After the conclusion of the case, a lawyer should clearly advise the client that the client-lawyer relationship has ended and what the client’s rights and responsibilities are with respect to the enforcement, modification, renewal, or extension of any court order. With respect to civil orders of protection, the lawyer should advise the client about all enforcement remedies including criminal penalties21 for violations of orders of protection, and civil and criminal contempt proceedings. Of course, in the event of an unfavorable outcome, the lawyer should advise the client about his or her rights for appeal, rehearing or modification. The lawyer should clearly advise the client whether or not the lawyer will be representing the client in any future matters including the issues of enforcement, modification, or extension of any court orders. The lawyer should put all of this information in writing to the client in the form of a closing letter or something similar.

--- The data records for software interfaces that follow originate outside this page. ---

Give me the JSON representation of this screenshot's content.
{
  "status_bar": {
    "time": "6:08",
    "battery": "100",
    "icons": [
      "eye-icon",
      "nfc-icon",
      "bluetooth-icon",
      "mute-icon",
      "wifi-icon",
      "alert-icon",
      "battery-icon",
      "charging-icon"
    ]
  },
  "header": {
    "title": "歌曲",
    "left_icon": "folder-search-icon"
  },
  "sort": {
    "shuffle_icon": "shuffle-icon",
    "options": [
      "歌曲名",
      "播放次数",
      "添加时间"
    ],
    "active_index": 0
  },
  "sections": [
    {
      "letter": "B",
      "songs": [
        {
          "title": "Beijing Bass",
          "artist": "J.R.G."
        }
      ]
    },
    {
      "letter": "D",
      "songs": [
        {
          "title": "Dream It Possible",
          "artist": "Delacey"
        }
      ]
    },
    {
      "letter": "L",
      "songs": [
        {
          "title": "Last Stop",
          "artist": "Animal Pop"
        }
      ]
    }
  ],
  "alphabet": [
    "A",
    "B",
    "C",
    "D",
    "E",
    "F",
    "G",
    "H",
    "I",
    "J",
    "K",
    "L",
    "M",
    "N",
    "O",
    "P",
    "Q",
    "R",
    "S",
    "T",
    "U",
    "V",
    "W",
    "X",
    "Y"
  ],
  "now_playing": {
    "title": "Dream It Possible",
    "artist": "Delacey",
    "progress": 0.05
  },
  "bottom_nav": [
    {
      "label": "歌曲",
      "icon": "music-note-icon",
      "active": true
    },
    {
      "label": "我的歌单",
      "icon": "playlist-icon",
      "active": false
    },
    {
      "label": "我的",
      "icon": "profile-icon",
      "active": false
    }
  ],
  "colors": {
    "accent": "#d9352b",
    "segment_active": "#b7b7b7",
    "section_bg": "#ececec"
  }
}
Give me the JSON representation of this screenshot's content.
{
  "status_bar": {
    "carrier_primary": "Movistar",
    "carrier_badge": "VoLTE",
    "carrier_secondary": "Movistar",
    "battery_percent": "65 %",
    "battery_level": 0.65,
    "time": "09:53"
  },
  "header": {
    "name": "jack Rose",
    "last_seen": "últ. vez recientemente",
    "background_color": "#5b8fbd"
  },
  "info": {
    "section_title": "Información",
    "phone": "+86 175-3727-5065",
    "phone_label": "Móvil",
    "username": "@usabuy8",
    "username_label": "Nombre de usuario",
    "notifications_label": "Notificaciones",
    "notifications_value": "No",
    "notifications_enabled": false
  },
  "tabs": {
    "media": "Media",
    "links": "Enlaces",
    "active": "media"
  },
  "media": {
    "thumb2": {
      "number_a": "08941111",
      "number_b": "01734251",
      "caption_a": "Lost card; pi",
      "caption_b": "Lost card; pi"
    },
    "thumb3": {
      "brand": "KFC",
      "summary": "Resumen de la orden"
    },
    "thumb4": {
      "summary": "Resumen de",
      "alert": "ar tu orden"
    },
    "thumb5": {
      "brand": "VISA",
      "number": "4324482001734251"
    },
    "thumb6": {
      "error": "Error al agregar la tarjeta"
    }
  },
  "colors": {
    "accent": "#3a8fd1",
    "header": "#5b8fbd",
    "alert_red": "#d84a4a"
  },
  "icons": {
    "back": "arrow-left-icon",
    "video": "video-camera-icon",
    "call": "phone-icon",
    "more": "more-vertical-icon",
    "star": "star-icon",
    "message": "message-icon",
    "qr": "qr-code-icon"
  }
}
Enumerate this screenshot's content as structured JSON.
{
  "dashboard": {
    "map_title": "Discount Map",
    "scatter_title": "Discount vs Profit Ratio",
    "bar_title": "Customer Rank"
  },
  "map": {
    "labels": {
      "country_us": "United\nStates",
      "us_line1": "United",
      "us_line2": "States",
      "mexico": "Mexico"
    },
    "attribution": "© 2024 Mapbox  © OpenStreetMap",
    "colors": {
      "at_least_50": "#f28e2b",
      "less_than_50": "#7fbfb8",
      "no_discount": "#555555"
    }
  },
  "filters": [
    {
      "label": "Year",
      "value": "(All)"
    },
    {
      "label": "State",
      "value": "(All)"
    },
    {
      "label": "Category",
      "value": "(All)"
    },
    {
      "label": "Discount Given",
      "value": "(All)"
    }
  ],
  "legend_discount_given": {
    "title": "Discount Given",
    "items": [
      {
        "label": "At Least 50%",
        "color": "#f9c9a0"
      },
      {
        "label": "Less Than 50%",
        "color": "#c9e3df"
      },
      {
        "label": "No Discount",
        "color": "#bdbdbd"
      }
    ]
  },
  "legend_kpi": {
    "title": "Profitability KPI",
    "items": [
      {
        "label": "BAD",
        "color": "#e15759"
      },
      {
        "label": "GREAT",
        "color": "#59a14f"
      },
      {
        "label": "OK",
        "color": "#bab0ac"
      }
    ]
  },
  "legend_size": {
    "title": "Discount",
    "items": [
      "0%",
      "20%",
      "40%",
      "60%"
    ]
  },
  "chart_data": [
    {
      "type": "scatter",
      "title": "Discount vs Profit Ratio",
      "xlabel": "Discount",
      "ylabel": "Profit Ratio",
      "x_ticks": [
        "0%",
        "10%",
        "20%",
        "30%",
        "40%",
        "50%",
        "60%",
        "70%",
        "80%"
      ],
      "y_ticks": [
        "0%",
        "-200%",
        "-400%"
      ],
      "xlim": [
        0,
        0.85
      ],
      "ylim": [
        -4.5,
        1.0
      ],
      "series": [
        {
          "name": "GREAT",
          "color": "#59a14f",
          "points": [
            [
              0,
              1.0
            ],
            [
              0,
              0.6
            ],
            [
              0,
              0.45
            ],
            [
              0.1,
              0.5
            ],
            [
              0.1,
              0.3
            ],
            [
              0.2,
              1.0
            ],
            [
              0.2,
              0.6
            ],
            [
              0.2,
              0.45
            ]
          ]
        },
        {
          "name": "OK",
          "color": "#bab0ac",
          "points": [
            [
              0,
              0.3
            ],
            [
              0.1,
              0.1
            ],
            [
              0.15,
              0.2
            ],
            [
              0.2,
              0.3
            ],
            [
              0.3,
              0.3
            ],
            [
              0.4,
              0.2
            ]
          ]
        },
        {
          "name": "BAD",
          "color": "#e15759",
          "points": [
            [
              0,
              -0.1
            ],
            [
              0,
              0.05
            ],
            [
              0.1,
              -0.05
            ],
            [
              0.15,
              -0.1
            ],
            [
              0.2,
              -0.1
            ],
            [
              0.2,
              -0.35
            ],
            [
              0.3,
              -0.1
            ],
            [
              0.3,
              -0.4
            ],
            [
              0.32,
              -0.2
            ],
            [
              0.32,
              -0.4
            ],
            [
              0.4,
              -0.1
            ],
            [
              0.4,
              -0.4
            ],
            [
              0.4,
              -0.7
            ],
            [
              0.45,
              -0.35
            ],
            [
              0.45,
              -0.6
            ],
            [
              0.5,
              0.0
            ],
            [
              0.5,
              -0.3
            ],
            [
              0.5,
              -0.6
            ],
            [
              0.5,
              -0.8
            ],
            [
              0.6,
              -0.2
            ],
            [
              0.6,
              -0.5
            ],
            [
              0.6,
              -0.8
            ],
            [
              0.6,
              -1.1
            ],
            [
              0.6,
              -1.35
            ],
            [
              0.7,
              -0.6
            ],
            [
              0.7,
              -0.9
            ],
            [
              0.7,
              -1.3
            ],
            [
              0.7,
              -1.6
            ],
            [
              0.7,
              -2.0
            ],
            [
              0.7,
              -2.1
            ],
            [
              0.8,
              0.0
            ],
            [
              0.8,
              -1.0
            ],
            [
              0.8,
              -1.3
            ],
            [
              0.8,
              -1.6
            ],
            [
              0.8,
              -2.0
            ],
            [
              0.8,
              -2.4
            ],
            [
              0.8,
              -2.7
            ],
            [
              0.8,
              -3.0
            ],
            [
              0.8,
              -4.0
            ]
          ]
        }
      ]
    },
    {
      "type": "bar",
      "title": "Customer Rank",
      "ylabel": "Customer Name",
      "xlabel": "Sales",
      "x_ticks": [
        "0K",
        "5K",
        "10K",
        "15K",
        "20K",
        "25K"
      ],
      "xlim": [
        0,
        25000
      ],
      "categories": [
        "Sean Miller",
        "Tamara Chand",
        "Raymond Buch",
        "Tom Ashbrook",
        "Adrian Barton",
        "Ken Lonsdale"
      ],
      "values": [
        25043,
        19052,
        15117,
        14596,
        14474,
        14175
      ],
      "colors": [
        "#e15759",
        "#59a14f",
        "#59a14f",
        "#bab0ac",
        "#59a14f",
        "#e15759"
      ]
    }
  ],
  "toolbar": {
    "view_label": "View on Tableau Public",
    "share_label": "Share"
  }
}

In conclusion, when representing a client who is a victim of domestic violence, a lawyer must be cognizant of the special circumstances and attendant ethical duties that accompany representation of these clients. It is my hope that this article has offered some practical insight and suggestions for lawyers who choose to represent victims of domestic violence. If anyone has a question or comment about any of the suggestions or information in this article, please feel free to contact me at email@example.com. I would love to share your comments with the other members of the Standing Committee on Women and the Law and possibly use them for upcoming articles on this or other related issues in upcoming editions of The Catalyst.